## TASK REQUIREMENTS
Copy out each line of the data that contains "Partners".

** Opening DATASET block **

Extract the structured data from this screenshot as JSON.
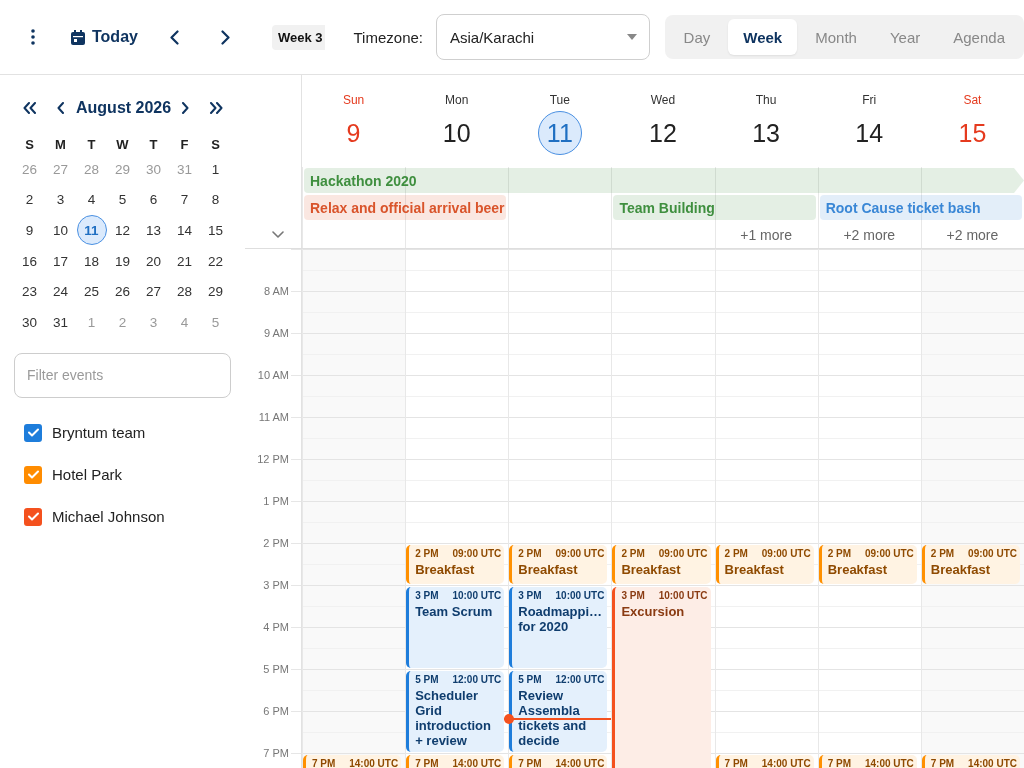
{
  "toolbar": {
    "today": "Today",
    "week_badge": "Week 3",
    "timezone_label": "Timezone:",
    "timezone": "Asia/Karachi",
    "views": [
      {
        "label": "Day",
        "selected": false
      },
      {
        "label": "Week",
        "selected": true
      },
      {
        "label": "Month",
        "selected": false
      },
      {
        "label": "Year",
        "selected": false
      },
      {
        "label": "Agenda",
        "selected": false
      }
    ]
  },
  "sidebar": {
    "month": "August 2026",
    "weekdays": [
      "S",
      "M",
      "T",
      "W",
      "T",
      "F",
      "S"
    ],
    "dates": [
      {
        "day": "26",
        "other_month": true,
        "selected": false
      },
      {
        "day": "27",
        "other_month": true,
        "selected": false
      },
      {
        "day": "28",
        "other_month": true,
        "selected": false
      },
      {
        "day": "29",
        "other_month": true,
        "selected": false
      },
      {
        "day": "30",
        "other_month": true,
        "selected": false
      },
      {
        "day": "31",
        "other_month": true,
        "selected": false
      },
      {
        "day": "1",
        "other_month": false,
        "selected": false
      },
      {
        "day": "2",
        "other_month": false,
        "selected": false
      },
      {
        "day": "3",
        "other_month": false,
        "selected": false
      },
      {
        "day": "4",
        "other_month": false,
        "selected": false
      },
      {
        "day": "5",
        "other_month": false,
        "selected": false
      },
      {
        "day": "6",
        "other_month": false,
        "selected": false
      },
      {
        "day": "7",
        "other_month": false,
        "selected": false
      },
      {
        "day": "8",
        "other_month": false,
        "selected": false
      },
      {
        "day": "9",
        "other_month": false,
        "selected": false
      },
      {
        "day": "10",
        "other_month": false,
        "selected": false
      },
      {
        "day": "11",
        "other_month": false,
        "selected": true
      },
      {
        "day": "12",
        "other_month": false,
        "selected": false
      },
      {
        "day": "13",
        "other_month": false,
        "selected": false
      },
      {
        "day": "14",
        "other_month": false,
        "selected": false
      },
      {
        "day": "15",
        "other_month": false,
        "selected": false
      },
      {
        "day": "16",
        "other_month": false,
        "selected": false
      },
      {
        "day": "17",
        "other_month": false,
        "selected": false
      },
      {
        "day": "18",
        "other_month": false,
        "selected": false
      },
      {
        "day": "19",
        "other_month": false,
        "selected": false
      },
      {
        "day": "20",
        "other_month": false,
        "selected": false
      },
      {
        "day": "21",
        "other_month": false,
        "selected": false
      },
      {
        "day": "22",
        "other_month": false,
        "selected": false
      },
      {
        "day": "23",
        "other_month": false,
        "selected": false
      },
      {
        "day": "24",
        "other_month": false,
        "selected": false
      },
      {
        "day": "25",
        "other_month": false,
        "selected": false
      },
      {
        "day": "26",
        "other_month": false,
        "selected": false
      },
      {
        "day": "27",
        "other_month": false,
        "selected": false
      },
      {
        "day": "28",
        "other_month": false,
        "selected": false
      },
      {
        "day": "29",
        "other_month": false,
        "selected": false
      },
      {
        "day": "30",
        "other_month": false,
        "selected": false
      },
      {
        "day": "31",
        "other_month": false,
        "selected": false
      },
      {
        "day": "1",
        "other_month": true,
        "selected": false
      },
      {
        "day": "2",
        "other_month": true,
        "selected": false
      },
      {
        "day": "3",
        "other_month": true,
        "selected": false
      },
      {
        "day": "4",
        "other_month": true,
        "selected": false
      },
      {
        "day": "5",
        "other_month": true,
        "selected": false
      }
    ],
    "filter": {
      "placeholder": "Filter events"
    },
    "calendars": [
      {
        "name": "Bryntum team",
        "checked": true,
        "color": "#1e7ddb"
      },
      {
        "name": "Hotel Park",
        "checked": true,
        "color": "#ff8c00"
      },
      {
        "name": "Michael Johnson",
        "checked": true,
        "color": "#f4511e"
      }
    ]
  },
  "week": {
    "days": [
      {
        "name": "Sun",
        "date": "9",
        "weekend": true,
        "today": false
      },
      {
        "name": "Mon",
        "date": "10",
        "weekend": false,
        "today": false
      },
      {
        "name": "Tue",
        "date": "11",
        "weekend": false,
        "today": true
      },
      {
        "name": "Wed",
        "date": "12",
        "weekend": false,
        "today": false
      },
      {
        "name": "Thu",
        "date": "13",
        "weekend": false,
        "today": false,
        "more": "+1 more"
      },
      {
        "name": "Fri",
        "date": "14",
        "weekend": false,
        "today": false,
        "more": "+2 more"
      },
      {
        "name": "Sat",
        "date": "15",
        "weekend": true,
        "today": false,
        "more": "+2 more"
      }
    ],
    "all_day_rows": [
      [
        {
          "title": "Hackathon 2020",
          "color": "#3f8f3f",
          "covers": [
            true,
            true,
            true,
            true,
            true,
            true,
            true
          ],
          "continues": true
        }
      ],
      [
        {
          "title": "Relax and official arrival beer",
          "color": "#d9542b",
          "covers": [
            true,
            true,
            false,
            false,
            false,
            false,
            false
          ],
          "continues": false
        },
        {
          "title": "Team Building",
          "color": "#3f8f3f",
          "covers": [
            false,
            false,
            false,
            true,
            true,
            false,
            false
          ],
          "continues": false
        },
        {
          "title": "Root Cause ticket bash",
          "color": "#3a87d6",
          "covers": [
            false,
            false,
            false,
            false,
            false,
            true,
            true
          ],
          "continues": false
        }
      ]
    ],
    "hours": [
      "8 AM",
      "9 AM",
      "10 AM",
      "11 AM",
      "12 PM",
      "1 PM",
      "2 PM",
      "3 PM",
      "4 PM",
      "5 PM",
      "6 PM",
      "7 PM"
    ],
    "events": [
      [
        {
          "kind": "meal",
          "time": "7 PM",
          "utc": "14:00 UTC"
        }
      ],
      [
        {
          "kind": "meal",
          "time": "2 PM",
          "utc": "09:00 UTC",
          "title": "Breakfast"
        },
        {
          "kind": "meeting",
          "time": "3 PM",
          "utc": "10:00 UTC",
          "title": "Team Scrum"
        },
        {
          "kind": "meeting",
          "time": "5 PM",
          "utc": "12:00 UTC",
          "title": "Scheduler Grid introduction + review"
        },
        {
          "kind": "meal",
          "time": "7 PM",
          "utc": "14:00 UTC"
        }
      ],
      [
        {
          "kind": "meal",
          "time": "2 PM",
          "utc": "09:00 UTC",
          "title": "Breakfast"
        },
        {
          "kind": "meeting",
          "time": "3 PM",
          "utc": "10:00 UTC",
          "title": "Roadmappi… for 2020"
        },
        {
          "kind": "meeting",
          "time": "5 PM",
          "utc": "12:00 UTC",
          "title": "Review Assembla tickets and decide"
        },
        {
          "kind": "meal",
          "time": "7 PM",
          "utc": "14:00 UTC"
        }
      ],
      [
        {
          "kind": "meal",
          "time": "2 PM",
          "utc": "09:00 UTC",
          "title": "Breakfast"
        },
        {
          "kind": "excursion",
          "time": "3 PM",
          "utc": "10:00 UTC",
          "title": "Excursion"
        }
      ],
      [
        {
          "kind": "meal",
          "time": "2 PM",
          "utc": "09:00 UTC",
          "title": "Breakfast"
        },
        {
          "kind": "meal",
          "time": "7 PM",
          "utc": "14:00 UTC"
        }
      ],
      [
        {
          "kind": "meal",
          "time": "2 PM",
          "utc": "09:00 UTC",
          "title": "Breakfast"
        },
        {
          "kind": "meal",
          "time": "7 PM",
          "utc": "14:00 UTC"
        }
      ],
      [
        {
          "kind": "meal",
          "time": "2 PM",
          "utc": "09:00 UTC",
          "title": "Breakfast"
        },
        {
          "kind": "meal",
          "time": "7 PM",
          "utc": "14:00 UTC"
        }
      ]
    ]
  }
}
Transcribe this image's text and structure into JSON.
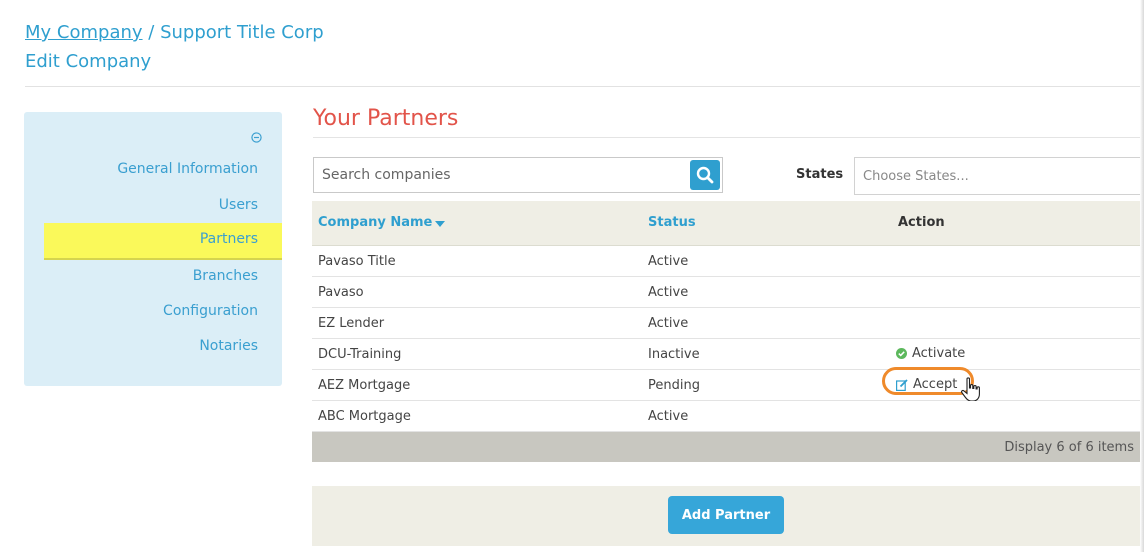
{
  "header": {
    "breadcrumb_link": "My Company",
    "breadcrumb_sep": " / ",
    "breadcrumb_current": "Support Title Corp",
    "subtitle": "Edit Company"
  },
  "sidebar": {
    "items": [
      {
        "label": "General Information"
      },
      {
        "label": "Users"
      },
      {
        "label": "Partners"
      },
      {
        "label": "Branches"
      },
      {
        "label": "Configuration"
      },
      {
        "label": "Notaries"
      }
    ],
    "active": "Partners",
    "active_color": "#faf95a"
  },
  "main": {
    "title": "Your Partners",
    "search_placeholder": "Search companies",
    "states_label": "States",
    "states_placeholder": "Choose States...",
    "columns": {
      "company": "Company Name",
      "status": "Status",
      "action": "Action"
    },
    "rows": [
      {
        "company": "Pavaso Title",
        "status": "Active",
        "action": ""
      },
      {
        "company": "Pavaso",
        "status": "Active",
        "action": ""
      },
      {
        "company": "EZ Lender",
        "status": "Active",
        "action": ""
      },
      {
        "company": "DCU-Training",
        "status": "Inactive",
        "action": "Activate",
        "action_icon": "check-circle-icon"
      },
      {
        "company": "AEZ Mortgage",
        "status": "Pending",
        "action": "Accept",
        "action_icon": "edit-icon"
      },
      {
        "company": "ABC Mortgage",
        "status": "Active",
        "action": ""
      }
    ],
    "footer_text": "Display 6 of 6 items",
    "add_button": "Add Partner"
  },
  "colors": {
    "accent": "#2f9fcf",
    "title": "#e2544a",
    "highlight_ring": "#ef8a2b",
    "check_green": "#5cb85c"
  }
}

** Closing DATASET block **

## SOLUTION TO THIS TASK
        "label": "Partners"
    "active": "Partners",
    "title": "Your Partners",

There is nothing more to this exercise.